They were about the world around me, about how I fit into the world.
I was not supposed to be a woman, but my body and mind were.
I had been assigned male at birth, but I could not identify as female, so I wore makeup and had hair, dresses and makeup, so as not to be perceived as “different” by others.
This was the first time that I was aware of being a woman; that I could identify as one.
Gender identity is a label that allows people to identify with gender, and it has been used to describe many different things: the gender of someone’s genitals, their gender expression, the way they talk, the ways they look, the names they use, the clothes they wear, the sexual orientation they pursue, and so on.
In recent years, people have used the term gender fluidity as an umbrella to describe a wide variety of gender identities and sexual orientations.
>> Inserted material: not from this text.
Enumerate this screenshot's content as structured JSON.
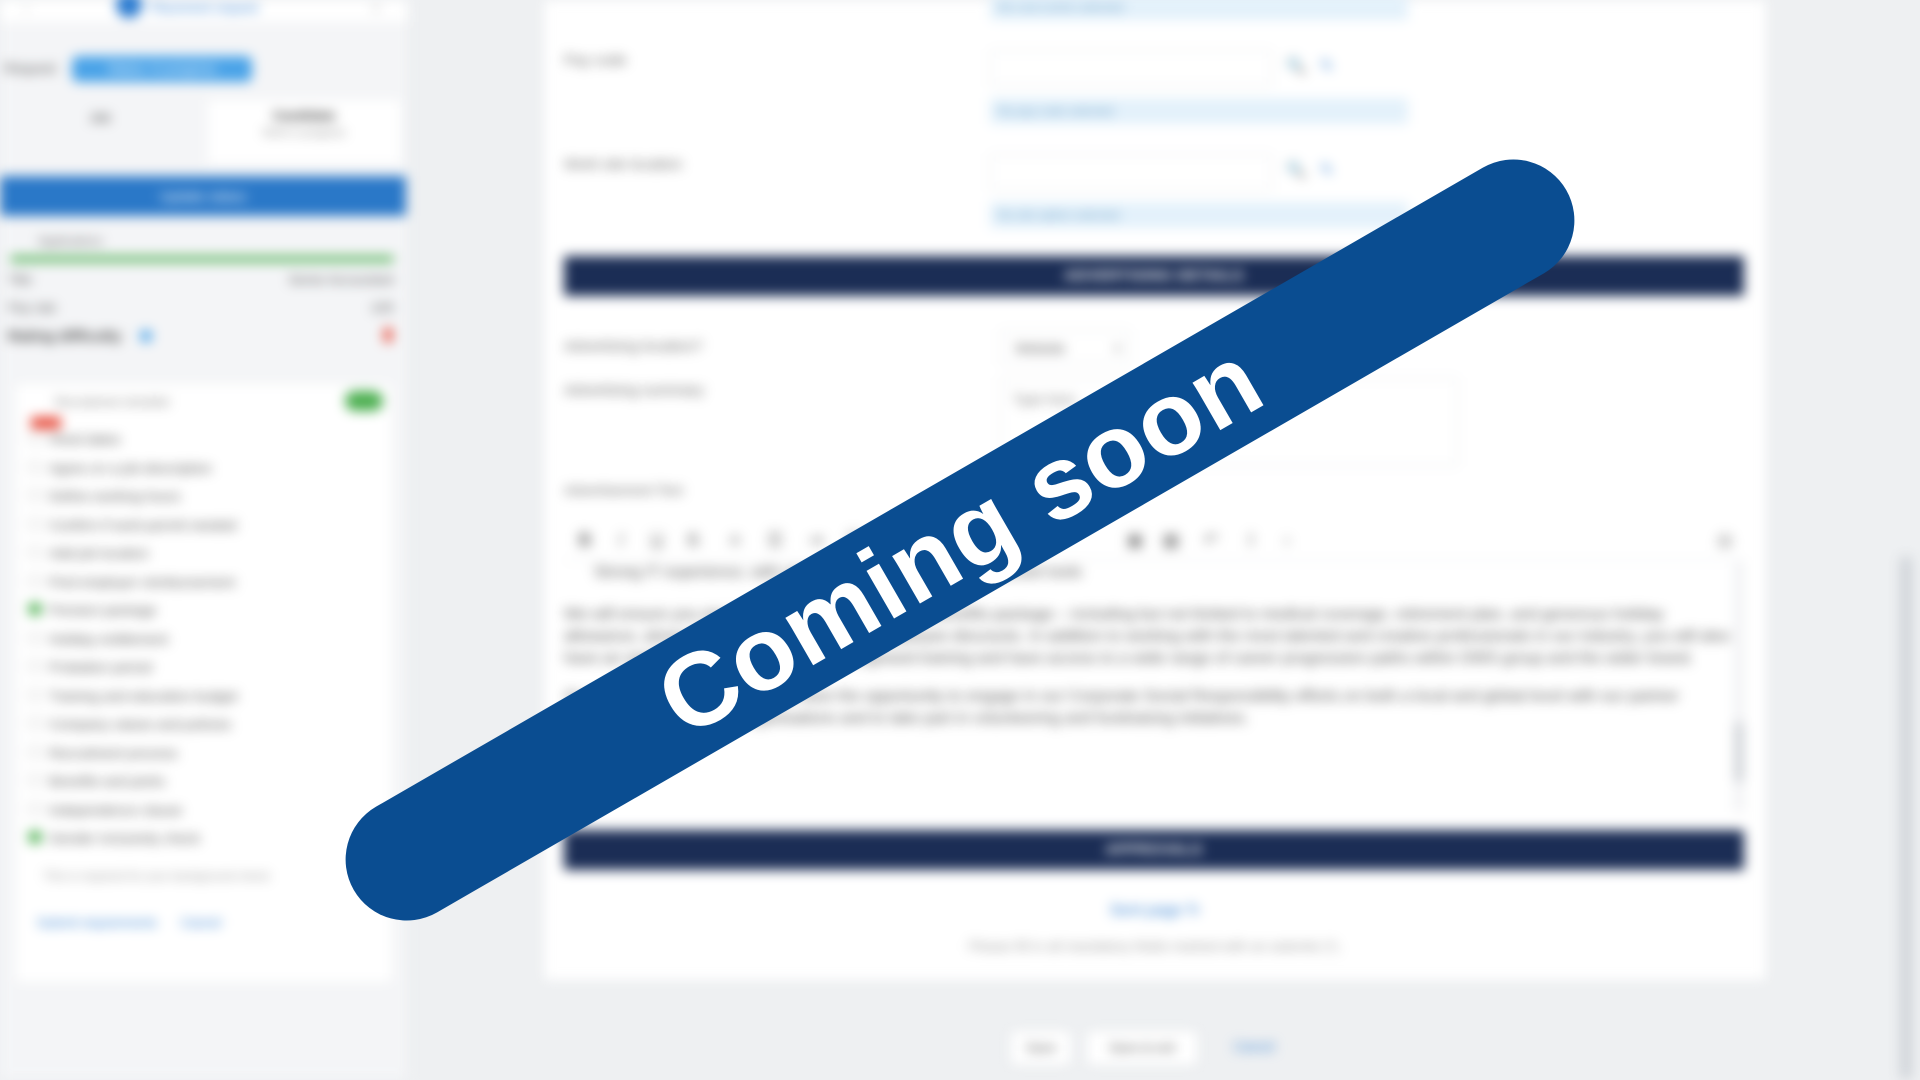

Gender fluidity is often used to refer to a woman who has transitioned from male to female, to someone who has experienced gender identity disorder, to people who have a history of childhood gender identity issues, to gender nonconforming individuals who are not biologically female or male.
A lot of people, including myself, have been asked whether or not it is OK to use the word “gender fluidity” in a way that is not based on one’s biological sex.
For me, I don’t think so.
I have lived as a woman for over 20 years.
I am a man by choice, and I believe that having a gender identity that is different from my assigned sex is a fundamental part of who I am.
I do not believe that people should use the term to describe me in a gender binary.
Gender is fluid and can change over time, and changing your gender identity is not a bad thing.
It is important to understand the difference between gender identity and gender expression.
While gender is a biological term, gender expression is a social construct, and some people identify as both genders.
For example, many transgender women have been called “passing as a man” or “passes as a cisgender man,” which is not necessarily what they really identify as.
In fact, many trans people have had their assigned sex change surgery performed.
And while some people have transitioned from their assigned gender to a non-assigned gender, this is not the same as transitioning from one assigned gender into another.
Some people who identify as transgender are simply choosing to be who they are in a nonbinary or non-binary gender.
Gender expression is an ongoing process, and can be very fluid.
For some, the gender they identify with is very specific to their experience of life, and they may be able to identify as a certain gender without experiencing any other gender-specific aspects of their gender.
Some of my closest friends and I were the first people to transition from male and female to nonbinary, which we called gender fluid.
Since then, I have had the privilege of seeing trans people transition from both genders, but there are many people who are transitioning from a non binary gender to another gender.
For many people, the transition from one gender to the other is not about being female or a man, but rather about finding the gender that is most comfortable for them.
This is not to say that gender fluid or nonbinary people cannot transition to one gender or the other, but this transition does not mean that they are going to be happy with the gender identity associated with their assigned name.
For the most part, trans people are happy with their current gender identity, and the transition does nothing to change this.
But many people feel that it is not only acceptable to transition to a different gender, but it is a necessary part of their life.
The transition is about choosing to live a life that is less restrictive, more fulfilling, and more comfortable.
If we accept that transition is a part of a person’s life, then we can also recognize that many people have experienced gender dysphoria.
Gender dysphoria is a disorder that can occur in people who experience distress or distress that is caused by the fact that their assigned identity does not match their gender identity.
The symptoms of gender dysphoric disorder may include: feelings of distress or dissatisfaction about one’s assigned gender; a strong desire to live as the opposite gender, even if this can be challenging or uncomfortable; or experiencing distress when one is not able to live up to one’s gender identity; and sometimes, severe psychological distress.
People who have experienced dysphoria can be referred to a mental health professional, and these people can be prescribed hormones or other medications.
Some mental health professionals use gender fluid pronouns, which are used to identify people who do not identify with a particular gender but